■ **Information supplied**

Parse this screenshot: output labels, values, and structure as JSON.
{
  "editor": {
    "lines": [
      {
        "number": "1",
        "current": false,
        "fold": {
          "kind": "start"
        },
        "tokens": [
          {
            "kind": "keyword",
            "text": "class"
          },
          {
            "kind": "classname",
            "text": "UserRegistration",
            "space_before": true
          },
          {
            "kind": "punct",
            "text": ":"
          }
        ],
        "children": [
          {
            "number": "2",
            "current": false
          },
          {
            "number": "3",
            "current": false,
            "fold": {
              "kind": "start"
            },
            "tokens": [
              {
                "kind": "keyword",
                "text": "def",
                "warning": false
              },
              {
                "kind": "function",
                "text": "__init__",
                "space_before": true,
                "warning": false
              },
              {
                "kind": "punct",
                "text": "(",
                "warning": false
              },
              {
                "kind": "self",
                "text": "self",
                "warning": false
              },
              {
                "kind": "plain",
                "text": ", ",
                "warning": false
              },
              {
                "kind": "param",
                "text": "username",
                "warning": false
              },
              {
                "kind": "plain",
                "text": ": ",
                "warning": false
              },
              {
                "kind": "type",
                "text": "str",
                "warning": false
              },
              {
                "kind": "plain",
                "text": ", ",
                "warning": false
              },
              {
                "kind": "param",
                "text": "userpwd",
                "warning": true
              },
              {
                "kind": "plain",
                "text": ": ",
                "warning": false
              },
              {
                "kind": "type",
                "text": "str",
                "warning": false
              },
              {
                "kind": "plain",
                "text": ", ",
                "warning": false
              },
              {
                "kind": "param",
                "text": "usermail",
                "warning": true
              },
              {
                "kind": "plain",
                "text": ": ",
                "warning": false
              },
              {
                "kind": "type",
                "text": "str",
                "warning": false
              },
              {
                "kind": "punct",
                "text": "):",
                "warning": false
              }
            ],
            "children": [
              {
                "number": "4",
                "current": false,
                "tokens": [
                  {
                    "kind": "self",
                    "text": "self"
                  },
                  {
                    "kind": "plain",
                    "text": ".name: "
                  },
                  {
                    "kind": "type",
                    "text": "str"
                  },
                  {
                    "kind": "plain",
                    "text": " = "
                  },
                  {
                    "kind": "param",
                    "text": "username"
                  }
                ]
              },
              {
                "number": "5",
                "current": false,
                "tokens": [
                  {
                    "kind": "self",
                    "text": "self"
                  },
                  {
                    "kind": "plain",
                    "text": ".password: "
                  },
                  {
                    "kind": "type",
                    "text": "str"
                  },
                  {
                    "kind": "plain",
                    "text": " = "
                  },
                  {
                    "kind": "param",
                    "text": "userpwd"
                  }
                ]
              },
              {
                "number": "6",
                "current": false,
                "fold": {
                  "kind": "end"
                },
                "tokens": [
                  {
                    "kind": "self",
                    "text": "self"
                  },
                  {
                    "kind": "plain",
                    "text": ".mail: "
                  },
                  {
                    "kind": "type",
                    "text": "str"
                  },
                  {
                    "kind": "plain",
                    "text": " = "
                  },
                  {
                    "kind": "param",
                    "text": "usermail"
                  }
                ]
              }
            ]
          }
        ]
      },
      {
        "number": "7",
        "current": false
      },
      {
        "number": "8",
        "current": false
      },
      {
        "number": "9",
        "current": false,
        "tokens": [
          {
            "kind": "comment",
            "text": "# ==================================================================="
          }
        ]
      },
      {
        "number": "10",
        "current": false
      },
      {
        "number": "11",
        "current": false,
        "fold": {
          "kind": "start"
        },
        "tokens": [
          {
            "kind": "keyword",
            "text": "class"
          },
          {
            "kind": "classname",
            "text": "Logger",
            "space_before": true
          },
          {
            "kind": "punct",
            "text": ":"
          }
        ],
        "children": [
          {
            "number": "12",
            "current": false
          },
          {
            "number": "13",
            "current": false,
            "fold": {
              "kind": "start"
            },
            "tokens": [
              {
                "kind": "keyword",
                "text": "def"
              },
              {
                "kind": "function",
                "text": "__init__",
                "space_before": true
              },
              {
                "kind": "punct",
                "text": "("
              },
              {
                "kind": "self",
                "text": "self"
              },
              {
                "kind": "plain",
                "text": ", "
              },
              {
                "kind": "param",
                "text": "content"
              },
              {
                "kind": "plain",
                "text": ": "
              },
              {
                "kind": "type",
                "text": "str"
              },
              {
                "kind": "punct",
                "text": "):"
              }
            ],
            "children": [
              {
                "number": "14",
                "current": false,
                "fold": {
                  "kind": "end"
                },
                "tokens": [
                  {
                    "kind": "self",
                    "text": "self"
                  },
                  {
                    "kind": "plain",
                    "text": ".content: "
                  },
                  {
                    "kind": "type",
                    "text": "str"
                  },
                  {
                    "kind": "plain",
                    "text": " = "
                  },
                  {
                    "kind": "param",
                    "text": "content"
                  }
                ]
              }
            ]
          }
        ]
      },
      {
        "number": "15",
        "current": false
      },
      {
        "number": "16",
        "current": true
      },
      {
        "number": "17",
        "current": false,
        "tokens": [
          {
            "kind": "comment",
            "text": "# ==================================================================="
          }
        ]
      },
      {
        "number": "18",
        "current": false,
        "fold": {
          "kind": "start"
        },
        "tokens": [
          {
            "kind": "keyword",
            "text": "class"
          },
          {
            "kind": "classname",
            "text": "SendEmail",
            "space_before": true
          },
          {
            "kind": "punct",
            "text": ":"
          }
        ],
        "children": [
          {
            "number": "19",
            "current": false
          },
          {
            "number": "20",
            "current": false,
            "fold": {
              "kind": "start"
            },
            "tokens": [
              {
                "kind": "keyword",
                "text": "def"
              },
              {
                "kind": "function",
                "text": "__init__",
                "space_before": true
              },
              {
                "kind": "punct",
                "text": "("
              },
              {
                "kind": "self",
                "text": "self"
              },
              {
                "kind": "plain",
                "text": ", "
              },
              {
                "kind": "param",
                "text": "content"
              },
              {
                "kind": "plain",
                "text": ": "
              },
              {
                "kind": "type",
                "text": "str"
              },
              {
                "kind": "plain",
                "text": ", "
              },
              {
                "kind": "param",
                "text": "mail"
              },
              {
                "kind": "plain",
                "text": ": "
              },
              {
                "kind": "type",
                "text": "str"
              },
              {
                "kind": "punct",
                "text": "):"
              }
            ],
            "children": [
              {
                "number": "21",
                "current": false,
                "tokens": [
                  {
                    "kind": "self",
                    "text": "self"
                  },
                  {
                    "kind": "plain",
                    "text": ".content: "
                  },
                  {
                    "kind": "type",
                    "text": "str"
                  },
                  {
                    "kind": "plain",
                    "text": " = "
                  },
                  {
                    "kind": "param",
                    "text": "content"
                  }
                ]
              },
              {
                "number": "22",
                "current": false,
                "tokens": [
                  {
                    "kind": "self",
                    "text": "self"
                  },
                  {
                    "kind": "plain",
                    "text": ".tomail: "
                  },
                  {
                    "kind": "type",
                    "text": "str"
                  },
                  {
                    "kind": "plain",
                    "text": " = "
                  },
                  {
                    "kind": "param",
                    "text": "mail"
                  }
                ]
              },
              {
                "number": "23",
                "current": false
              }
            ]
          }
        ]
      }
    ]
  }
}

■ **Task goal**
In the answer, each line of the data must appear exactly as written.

■ **Reply**
Parse this screenshot: output labels, values, and structure as JSON.
{
  "editor": {
    "lines": [
      {
        "number": "1",
        "current": false,
        "fold": {
          "kind": "start"
        },
        "tokens": [
          {
            "kind": "keyword",
            "text": "class"
          },
          {
            "kind": "classname",
            "text": "UserRegistration",
            "space_before": true
          },
          {
            "kind": "punct",
            "text": ":"
          }
        ],
        "children": [
          {
            "number": "2",
            "current": false
          },
          {
            "number": "3",
            "current": false,
            "fold": {
              "kind": "start"
            },
            "tokens": [
              {
                "kind": "keyword",
                "text": "def",
                "warning": false
              },
              {
                "kind": "function",
                "text": "__init__",
                "space_before": true,
                "warning": false
              },
              {
                "kind": "punct",
                "text": "(",
                "warning": false
              },
              {
                "kind": "self",
                "text": "self",
                "warning": false
              },
              {
                "kind": "plain",
                "text": ", ",
                "warning": false
              },
              {
                "kind": "param",
                "text": "username",
                "warning": false
              },
              {
                "kind": "plain",
                "text": ": ",
                "warning": false
              },
              {
                "kind": "type",
                "text": "str",
                "warning": false
              },
              {
                "kind": "plain",
                "text": ", ",
                "warning": false
              },
              {
                "kind": "param",
                "text": "userpwd",
                "warning": true
              },
              {
                "kind": "plain",
                "text": ": ",
                "warning": false
              },
              {
                "kind": "type",
                "text": "str",
                "warning": false
              },
              {
                "kind": "plain",
                "text": ", ",
                "warning": false
              },
              {
                "kind": "param",
                "text": "usermail",
                "warning": true
              },
              {
                "kind": "plain",
                "text": ": ",
                "warning": false
              },
              {
                "kind": "type",
                "text": "str",
                "warning": false
              },
              {
                "kind": "punct",
                "text": "):",
                "warning": false
              }
            ],
            "children": [
              {
                "number": "4",
                "current": false,
                "tokens": [
                  {
                    "kind": "self",
                    "text": "self"
                  },
                  {
                    "kind": "plain",
                    "text": ".name: "
                  },
                  {
                    "kind": "type",
                    "text": "str"
                  },
                  {
                    "kind": "plain",
                    "text": " = "
                  },
                  {
                    "kind": "param",
                    "text": "username"
                  }
                ]
              },
              {
                "number": "5",
                "current": false,
                "tokens": [
                  {
                    "kind": "self",
                    "text": "self"
                  },
                  {
                    "kind": "plain",
                    "text": ".password: "
                  },
                  {
                    "kind": "type",
                    "text": "str"
                  },
                  {
                    "kind": "plain",
                    "text": " = "
                  },
                  {
                    "kind": "param",
                    "text": "userpwd"
                  }
                ]
              },
              {
                "number": "6",
                "current": false,
                "fold": {
                  "kind": "end"
                },
                "tokens": [
                  {
                    "kind": "self",
                    "text": "self"
                  },
                  {
                    "kind": "plain",
                    "text": ".mail: "
                  },
                  {
                    "kind": "type",
                    "text": "str"
                  },
                  {
                    "kind": "plain",
                    "text": " = "
                  },
                  {
                    "kind": "param",
                    "text": "usermail"
                  }
                ]
              }
            ]
          }
        ]
      },
      {
        "number": "7",
        "current": false
      },
      {
        "number": "8",
        "current": false
      },
      {
        "number": "9",
        "current": false,
        "tokens": [
          {
            "kind": "comment",
            "text": "# ==================================================================="
          }
        ]
      },
      {
        "number": "10",
        "current": false
      },
      {
        "number": "11",
        "current": false,
        "fold": {
          "kind": "start"
        },
        "tokens": [
          {
            "kind": "keyword",
            "text": "class"
          },
          {
            "kind": "classname",
            "text": "Logger",
            "space_before": true
          },
          {
            "kind": "punct",
            "text": ":"
          }
        ],
        "children": [
          {
            "number": "12",
            "current": false
          },
          {
            "number": "13",
            "current": false,
            "fold": {
              "kind": "start"
            },
            "tokens": [
              {
                "kind": "keyword",
                "text": "def"
              },
              {
                "kind": "function",
                "text": "__init__",
                "space_before": true
              },
              {
                "kind": "punct",
                "text": "("
              },
              {
                "kind": "self",
                "text": "self"
              },
              {
                "kind": "plain",
                "text": ", "
              },
              {
                "kind": "param",
                "text": "content"
              },
              {
                "kind": "plain",
                "text": ": "
              },
              {
                "kind": "type",
                "text": "str"
              },
              {
                "kind": "punct",
                "text": "):"
              }
            ],
            "children": [
              {
                "number": "14",
                "current": false,
                "fold": {
                  "kind": "end"
                },
                "tokens": [
                  {
                    "kind": "self",
                    "text": "self"
                  },
                  {
                    "kind": "plain",
                    "text": ".content: "
                  },
                  {
                    "kind": "type",
                    "text": "str"
                  },
                  {
                    "kind": "plain",
                    "text": " = "
                  },
                  {
                    "kind": "param",
                    "text": "content"
                  }
                ]
              }
            ]
          }
        ]
      },
      {
        "number": "15",
        "current": false
      },
      {
        "number": "16",
        "current": true
      },
      {
        "number": "17",
        "current": false,
        "tokens": [
          {
            "kind": "comment",
            "text": "# ==================================================================="
          }
        ]
      },
      {
        "number": "18",
        "current": false,
        "fold": {
          "kind": "start"
        },
        "tokens": [
          {
            "kind": "keyword",
            "text": "class"
          },
          {
            "kind": "classname",
            "text": "SendEmail",
            "space_before": true
          },
          {
            "kind": "punct",
            "text": ":"
          }
        ],
        "children": [
          {
            "number": "19",
            "current": false
          },
          {
            "number": "20",
            "current": false,
            "fold": {
              "kind": "start"
            },
            "tokens": [
              {
                "kind": "keyword",
                "text": "def"
              },
              {
                "kind": "function",
                "text": "__init__",
                "space_before": true
              },
              {
                "kind": "punct",
                "text": "("
              },
              {
                "kind": "self",
                "text": "self"
              },
              {
                "kind": "plain",
                "text": ", "
              },
              {
                "kind": "param",
                "text": "content"
              },
              {
                "kind": "plain",
                "text": ": "
              },
              {
                "kind": "type",
                "text": "str"
              },
              {
                "kind": "plain",
                "text": ", "
              },
              {
                "kind": "param",
                "text": "mail"
              },
              {
                "kind": "plain",
                "text": ": "
              },
              {
                "kind": "type",
                "text": "str"
              },
              {
                "kind": "punct",
                "text": "):"
              }
            ],
            "children": [
              {
                "number": "21",
                "current": false,
                "tokens": [
                  {
                    "kind": "self",
                    "text": "self"
                  },
                  {
                    "kind": "plain",
                    "text": ".content: "
                  },
                  {
                    "kind": "type",
                    "text": "str"
                  },
                  {
                    "kind": "plain",
                    "text": " = "
                  },
                  {
                    "kind": "param",
                    "text": "content"
                  }
                ]
              },
              {
                "number": "22",
                "current": false,
                "tokens": [
                  {
                    "kind": "self",
                    "text": "self"
                  },
                  {
                    "kind": "plain",
                    "text": ".tomail: "
                  },
                  {
                    "kind": "type",
                    "text": "str"
                  },
                  {
                    "kind": "plain",
                    "text": " = "
                  },
                  {
                    "kind": "param",
                    "text": "mail"
                  }
                ]
              },
              {
                "number": "23",
                "current": false
              }
            ]
          }
        ]
      }
    ]
  }
}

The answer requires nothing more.